343 Industries relied on a new progressive resolution system that offers resolution that's scaled dynamically, giving gamers full 1080p during the more quiet moments of the game. This means that other sections of the game will likely drop to 720p or 900p, but even at those resolutions the game still looks great. And there was a big todo about 343 Industries parting ways with Marty O'Donnell on the soundtrack front, but composer Kazuma Jinnouchi does an admirable job picking up the slack. The missions are scored in a way that effectively capitalizes on tempo to pace the action (and vice versa), providing players with an immersive experience. And when the recognizable Halo theme kicks in, you can be assured that things are about to get real.

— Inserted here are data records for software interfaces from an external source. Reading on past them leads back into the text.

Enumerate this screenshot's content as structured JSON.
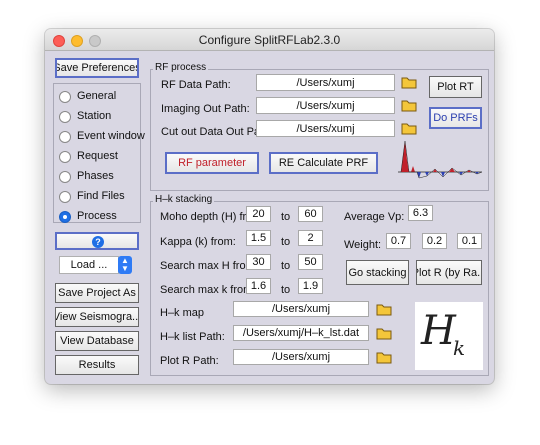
{
  "window": {
    "title": "Configure SplitRFLab2.3.0"
  },
  "sidebar": {
    "save_preferences": "Save Preferences",
    "options": [
      {
        "label": "General",
        "selected": false
      },
      {
        "label": "Station",
        "selected": false
      },
      {
        "label": "Event window",
        "selected": false
      },
      {
        "label": "Request",
        "selected": false
      },
      {
        "label": "Phases",
        "selected": false
      },
      {
        "label": "Find Files",
        "selected": false
      },
      {
        "label": "Process",
        "selected": true
      }
    ],
    "help_icon": "question-icon",
    "load_select": "Load ...",
    "buttons": {
      "save_project": "Save Project As",
      "view_seismograms": "View Seismogra...",
      "view_database": "View Database",
      "results": "Results"
    }
  },
  "rf_process": {
    "title": "RF process",
    "data_path": {
      "label": "RF Data Path:",
      "value": "/Users/xumj"
    },
    "imaging_out": {
      "label": "Imaging Out Path:",
      "value": "/Users/xumj"
    },
    "cutout_out": {
      "label": "Cut out Data Out Path:",
      "value": "/Users/xumj"
    },
    "plot_rt": "Plot RT",
    "do_prfs": "Do PRFs",
    "rf_parameter": "RF parameter",
    "re_calculate": "RE Calculate PRF",
    "colors": {
      "accent_red": "#c0202a",
      "accent_blue": "#2b3fb0"
    }
  },
  "hk": {
    "title": "H–k stacking",
    "moho": {
      "label": "Moho depth (H) from",
      "from": "20",
      "to_label": "to",
      "to": "60"
    },
    "kappa": {
      "label": "Kappa (k) from:",
      "from": "1.5",
      "to_label": "to",
      "to": "2"
    },
    "search_h": {
      "label": "Search max H from:",
      "from": "30",
      "to_label": "to",
      "to": "50"
    },
    "search_k": {
      "label": "Search max k from:",
      "from": "1.6",
      "to_label": "to",
      "to": "1.9"
    },
    "average_vp": {
      "label": "Average Vp:",
      "value": "6.3"
    },
    "weight": {
      "label": "Weight:",
      "values": [
        "0.7",
        "0.2",
        "0.1"
      ]
    },
    "go_stacking": "Go stacking",
    "plot_r": "Plot R (by Ra...",
    "hk_map": {
      "label": "H–k map",
      "value": "/Users/xumj"
    },
    "hk_list": {
      "label": "H–k list Path:",
      "value": "/Users/xumj/H–k_lst.dat"
    },
    "plot_r_path": {
      "label": "Plot R Path:",
      "value": "/Users/xumj"
    },
    "logo_H": "H",
    "logo_k": "k"
  }
}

One of the biggest draws of the Halo franchise (and any FPS in general) is the multiplayer and Halo 5: Guardians is making changes to improve that experience. Halo 5: Guardians doesn't disappoint in this regard, offering the familiar Arena multiplayer that pits players against one another in frenetic combat. Warzone is a new multiplayer match-up that pits two teams of 12 against one another. In a departure for the Halo series though, Warzone will pair human players with AI controlled players, simulating the squad-based action of the campaign to some extent. This mode encourages a slightly different playing style, as combatants will be tasked with achieving a mix of objectives for points.
The REQ system will definitely be a departure for players familiar with the franchise multiplayer, but recognizable to those aware of how other franchises handle multiplayer leveling. REQ cards are presented to the player in virtual packs which are redeemed by spending points earned from playing either Warzone or Arena multiplayer. Depending on the amount of points spent, you can get Bronze, Silver or Gold packs, each of which increases the likelihood that you'll get rarer cards. Some of the cards redeemed are strictly applicable to your player's look, while others give players weapons and in-game tools available before respawning. There are some unlockables that are temporary, but there are some that unlock vehicles and weapons in the match itself, giving members of the team a possibly tremendous advantage. All of the REQ items have been advertised as being available through playing multiplayer and it's likely the really committed will make it a challenge to themselves to get them all.
Halo 5: Guardians is an extremely ambitious game that positions itself as the second in a new trilogy set within the Halo universe. Master Chief and Locke are squaring off against one another in a game of cat and mouse, but who's in what role is constantly changing throughout the campaign. There are plenty of additions to the multiplayer modes to give familiar players something to interest them, the most notable of which is the massively chaotic and entertaining Warzone. It's entirely likely that the ending to the game will be as divisive among players as the ending of Halo 2 was, primarily because it's so vague and feels a little anti-climatic. Despite that, Halo 5: Guardians is a fantastic entry into the series that updates a few of the core gameplay mechanics and introduces players to a fantastic new multiplayer mode in Warzone.